EITC was also a two-year college, but it only conferred certificates that were not transferable to universities, and EITC did not offer general education courses. Idaho Falls won Idaho Board of Education approval to create the state’s fourth community college after College of Southern Idaho in Twin Falls, North Idaho College in Coeur d’Alene and College of Western Idaho in Nampa.

Aman was vice president of instruction at College of Western Idaho when the Nampa institution was established in 2008. He brought that start-up college experience to Idaho Falls.

New working surfaces are being installed in the laboratories at College of Eastern Idaho. Photo by Teya Vitu.

He said he brought with him an understanding of hiring the right faculty for the institution.

“You have to hire for a cultural fit,” he said. “This faculty is not researchers. They are practitioners of teaching and learning. You don’t hire researchers at a community college.”

He added that he is also focusing on building programs that the community needs. The campus started as a tech college and, as the renovations demonstrate, a clear tech focus remains even as CEI broadens its offerings.

“We kept our roots,” Aman said.

Four renovations

CEI received $1.73 million from the William J. and Shirley A. Maeck Family Foundation to undertake the college’s first renovations of the EITC campus. The Maecks are funding expansions at the Idaho Falls Zoo and the Museum of Idaho as well as renovations Idaho Falls Civic Center for the Performing arts.
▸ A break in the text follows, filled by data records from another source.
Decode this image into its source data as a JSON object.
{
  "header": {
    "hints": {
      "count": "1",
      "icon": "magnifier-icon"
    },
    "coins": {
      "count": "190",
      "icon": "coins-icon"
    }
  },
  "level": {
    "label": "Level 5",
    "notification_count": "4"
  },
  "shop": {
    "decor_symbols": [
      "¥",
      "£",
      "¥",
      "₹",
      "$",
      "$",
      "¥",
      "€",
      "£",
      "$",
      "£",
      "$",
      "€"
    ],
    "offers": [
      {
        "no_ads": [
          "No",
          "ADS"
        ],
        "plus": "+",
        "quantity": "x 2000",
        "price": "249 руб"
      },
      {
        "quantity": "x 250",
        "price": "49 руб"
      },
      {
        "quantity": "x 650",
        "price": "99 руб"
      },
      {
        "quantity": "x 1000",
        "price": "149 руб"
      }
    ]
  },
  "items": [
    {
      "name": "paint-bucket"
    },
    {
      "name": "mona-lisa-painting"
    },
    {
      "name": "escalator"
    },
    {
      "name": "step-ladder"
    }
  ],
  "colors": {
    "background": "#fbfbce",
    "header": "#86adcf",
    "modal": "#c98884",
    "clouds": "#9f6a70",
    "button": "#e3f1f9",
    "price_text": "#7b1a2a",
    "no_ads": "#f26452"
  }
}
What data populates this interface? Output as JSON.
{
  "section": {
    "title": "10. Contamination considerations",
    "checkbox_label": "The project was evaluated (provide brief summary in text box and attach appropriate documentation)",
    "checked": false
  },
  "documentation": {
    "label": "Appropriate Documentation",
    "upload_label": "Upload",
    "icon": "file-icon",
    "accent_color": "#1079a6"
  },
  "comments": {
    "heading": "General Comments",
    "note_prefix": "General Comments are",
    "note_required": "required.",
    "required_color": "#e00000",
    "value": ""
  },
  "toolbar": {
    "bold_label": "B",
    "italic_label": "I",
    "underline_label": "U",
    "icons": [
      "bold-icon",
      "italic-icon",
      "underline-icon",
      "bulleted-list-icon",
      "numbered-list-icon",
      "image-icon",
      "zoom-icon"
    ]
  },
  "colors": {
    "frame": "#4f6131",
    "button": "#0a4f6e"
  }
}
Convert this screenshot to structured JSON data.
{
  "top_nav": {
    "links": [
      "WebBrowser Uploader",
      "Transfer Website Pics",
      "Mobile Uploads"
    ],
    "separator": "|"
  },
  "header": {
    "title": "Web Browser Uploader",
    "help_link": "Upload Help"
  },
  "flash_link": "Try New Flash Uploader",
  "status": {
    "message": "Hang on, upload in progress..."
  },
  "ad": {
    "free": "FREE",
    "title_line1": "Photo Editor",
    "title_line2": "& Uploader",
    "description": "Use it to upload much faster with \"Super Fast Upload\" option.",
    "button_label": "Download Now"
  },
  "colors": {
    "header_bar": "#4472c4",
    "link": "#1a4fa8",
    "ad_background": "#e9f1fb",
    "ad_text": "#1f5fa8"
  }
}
Bill Maeck died Feb. 13.

Ann Marie Peters

CEI received an additional $200,000 from Bob and Su Robotti. Bob Robotti was a long-time business associate of Bill Maeck.

On July 1, CEI’s campus deed of ownership passed from the state to CEI. The college had to wait until that day to start its four renovation projects. CEI has built a 4,000-square-foot nursing simulation lab with four simulation hospital rooms, four control rooms managing the simulations and an observation room for students to watch the simulations. Simulations include cardiac, bleeding and childbirth.

“Students can complete half the clinical requirements right here on campus,” said Ann Marie Peters, director of strategic partnerships for the college.

The laboratory suite also is getting an overhaul with renovations of four existing labs for geology, chemistry, physics and biology.

“We anticipate half our students will use the labs,” Peters said.

All the countertops in the labs, dating from the 1990s, were replaced as were the lighting, electrical systems and lab equipment.

College of Eastern Idaho will feature a new, 42-seat testing center where students and people in the community can take tests. Photo by Teya Vitu.

A new 42-seat testing center was built into a former basement yoga/recreation center. CEI students as well as community people completing certifications and receiving job training will use the training center.

“It’s a very important addition.”  Peters said. “People were having to drive to Pocatello and Salt Lake City to take tests.”

Peters predicts the number of tests administered per month will increase from 600 to 6,000.

The renovation also brings a high-tech surgical manikin and virtual cadaver to the college’s Health Care Building.

“We have a cadaver room that was never used,” Peter said.